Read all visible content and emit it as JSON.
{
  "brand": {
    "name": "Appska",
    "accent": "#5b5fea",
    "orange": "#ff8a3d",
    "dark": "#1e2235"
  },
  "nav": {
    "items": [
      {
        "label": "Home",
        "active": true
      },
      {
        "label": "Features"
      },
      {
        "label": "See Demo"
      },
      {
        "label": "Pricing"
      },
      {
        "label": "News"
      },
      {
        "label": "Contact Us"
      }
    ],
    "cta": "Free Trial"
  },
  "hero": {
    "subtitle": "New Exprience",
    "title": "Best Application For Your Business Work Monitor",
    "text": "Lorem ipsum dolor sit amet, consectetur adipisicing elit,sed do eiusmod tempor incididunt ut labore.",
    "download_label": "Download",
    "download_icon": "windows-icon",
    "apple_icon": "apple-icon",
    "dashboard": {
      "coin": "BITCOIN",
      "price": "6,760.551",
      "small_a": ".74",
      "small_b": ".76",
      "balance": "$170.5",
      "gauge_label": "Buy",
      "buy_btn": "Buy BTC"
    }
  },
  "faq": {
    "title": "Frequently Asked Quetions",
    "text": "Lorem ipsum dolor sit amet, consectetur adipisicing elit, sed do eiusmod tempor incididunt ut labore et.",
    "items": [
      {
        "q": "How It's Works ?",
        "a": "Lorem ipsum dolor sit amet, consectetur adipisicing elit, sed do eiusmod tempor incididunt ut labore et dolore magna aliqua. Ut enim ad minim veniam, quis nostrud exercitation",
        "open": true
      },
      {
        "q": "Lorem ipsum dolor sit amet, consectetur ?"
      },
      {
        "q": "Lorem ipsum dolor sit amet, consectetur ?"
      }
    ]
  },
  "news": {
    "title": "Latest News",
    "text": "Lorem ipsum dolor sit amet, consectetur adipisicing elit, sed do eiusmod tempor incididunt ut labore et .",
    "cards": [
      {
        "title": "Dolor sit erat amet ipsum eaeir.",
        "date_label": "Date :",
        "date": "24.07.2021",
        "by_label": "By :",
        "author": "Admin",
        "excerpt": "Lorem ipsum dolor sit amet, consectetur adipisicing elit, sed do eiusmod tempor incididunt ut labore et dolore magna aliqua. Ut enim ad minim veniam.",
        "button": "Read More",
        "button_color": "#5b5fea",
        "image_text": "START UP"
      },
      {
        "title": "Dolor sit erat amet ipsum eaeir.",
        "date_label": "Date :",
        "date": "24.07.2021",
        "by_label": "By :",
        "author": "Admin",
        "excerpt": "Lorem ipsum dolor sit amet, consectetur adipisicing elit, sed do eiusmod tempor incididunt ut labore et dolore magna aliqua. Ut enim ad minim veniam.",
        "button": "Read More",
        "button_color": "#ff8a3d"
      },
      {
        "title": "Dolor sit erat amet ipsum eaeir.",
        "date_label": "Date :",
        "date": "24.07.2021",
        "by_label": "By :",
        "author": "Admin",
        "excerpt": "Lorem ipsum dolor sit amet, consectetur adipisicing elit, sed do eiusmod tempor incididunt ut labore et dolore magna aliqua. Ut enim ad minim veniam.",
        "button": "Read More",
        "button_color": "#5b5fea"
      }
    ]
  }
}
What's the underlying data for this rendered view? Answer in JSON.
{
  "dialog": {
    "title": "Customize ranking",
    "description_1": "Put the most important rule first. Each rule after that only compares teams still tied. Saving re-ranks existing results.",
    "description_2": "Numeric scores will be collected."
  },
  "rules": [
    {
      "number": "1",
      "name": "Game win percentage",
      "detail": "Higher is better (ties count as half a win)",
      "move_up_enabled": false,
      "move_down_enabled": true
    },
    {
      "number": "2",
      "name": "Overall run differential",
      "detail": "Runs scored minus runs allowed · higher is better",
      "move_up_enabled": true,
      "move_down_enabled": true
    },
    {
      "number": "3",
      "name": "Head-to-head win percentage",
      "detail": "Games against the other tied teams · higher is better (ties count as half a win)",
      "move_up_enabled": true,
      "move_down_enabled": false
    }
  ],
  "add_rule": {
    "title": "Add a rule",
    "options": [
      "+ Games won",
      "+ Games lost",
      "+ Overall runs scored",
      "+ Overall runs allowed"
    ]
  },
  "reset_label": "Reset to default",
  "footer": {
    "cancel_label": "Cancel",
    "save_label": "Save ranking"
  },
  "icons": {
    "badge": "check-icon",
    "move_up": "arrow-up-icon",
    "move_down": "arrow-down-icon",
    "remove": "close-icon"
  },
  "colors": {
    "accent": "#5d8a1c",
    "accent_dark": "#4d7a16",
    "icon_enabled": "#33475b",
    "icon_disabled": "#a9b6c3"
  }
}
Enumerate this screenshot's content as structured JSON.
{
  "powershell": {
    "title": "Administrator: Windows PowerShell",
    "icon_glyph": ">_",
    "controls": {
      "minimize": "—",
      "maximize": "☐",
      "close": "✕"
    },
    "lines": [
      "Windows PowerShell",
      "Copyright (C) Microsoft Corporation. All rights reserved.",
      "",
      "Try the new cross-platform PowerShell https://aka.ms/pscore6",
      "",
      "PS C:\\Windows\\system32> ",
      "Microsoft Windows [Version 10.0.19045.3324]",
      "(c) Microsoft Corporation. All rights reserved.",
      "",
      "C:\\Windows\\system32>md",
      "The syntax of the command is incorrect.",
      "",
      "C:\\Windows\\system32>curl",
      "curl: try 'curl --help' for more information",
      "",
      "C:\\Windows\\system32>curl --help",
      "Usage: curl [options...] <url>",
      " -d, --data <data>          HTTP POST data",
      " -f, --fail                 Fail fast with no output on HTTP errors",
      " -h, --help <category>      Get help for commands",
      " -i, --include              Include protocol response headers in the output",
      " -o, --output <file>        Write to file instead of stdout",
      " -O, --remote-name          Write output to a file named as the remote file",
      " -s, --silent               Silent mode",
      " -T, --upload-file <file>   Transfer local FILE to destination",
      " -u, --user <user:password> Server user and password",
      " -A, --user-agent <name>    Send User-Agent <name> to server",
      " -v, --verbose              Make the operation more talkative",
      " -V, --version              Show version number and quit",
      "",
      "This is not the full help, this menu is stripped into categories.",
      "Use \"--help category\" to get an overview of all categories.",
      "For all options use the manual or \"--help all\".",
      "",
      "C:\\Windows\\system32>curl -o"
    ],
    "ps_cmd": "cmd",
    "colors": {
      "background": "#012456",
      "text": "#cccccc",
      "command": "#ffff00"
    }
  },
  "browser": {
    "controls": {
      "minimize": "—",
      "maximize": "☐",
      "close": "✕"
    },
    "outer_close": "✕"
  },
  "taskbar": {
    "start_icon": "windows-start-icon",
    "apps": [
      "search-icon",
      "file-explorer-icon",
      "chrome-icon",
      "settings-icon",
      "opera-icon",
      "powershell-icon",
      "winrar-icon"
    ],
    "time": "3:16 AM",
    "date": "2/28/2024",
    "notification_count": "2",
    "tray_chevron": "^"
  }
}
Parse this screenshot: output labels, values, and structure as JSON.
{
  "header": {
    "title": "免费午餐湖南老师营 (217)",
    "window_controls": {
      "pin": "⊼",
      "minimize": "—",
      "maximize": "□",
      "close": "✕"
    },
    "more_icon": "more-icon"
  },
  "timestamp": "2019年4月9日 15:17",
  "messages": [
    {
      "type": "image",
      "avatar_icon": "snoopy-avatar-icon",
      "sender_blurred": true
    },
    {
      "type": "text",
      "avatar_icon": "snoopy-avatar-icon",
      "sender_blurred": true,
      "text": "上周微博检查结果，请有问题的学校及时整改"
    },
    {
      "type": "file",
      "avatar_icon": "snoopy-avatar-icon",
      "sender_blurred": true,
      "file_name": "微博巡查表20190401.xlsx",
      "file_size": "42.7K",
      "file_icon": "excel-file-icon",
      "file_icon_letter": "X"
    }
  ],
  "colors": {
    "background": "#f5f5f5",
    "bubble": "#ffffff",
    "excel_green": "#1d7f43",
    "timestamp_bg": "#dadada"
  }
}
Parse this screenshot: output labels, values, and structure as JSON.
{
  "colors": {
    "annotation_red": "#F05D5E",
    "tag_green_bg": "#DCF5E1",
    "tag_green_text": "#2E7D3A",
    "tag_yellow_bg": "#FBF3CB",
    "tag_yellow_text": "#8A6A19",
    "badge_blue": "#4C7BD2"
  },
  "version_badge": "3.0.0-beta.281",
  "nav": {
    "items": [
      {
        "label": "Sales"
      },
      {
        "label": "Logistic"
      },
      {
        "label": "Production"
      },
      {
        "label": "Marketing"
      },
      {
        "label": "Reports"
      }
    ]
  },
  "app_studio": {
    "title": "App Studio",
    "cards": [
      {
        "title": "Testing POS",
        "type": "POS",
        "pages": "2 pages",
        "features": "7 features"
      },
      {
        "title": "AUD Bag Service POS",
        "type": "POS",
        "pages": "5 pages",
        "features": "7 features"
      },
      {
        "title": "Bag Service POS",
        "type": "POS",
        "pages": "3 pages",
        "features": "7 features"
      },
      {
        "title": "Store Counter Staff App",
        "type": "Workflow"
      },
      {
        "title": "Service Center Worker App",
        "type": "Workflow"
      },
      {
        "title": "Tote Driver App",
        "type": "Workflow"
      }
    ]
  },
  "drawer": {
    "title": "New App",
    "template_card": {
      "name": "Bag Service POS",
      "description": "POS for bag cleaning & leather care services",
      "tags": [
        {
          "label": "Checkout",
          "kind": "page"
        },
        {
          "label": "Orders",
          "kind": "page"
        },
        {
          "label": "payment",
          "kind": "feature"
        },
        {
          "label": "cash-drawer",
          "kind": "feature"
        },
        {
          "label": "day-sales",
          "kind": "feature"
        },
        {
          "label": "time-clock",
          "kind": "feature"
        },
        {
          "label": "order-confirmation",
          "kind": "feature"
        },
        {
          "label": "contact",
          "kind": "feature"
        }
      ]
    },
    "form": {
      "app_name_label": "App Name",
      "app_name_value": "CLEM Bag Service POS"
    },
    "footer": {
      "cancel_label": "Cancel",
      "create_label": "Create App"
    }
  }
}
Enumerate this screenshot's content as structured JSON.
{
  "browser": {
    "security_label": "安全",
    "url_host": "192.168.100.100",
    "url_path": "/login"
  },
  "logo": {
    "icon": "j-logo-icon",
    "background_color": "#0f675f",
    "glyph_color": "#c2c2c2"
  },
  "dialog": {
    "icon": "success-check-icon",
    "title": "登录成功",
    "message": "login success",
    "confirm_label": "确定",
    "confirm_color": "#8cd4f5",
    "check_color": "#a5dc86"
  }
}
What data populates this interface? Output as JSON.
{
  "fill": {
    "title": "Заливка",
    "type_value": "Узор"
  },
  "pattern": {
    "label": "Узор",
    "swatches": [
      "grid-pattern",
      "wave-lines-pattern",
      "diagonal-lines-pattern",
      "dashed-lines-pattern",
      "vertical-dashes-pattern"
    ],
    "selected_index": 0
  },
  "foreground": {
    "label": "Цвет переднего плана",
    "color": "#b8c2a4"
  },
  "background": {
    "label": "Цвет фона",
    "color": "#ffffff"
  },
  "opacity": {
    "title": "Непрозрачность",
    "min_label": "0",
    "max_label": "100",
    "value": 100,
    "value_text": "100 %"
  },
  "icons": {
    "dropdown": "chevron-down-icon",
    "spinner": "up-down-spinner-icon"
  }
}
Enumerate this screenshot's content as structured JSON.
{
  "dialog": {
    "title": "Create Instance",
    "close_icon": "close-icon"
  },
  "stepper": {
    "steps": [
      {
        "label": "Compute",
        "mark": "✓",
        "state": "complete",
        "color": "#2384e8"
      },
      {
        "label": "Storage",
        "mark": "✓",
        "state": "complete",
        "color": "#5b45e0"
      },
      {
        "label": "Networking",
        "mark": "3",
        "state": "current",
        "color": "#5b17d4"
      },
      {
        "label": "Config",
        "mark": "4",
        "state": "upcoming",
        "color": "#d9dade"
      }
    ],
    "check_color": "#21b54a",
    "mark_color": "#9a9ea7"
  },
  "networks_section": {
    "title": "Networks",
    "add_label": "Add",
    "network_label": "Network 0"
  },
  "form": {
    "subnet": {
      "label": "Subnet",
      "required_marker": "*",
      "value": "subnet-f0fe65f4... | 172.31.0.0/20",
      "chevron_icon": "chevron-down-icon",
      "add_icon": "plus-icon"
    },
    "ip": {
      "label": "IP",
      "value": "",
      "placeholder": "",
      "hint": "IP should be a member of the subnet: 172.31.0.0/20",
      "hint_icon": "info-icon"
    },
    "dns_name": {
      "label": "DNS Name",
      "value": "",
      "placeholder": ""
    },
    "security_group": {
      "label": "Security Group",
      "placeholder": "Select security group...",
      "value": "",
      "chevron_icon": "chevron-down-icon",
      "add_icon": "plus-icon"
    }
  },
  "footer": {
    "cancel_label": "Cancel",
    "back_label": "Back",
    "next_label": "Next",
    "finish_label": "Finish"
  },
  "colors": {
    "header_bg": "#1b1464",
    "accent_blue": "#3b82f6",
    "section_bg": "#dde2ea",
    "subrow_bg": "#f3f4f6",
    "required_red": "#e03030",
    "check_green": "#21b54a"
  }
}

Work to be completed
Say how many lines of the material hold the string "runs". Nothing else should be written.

Written reply
3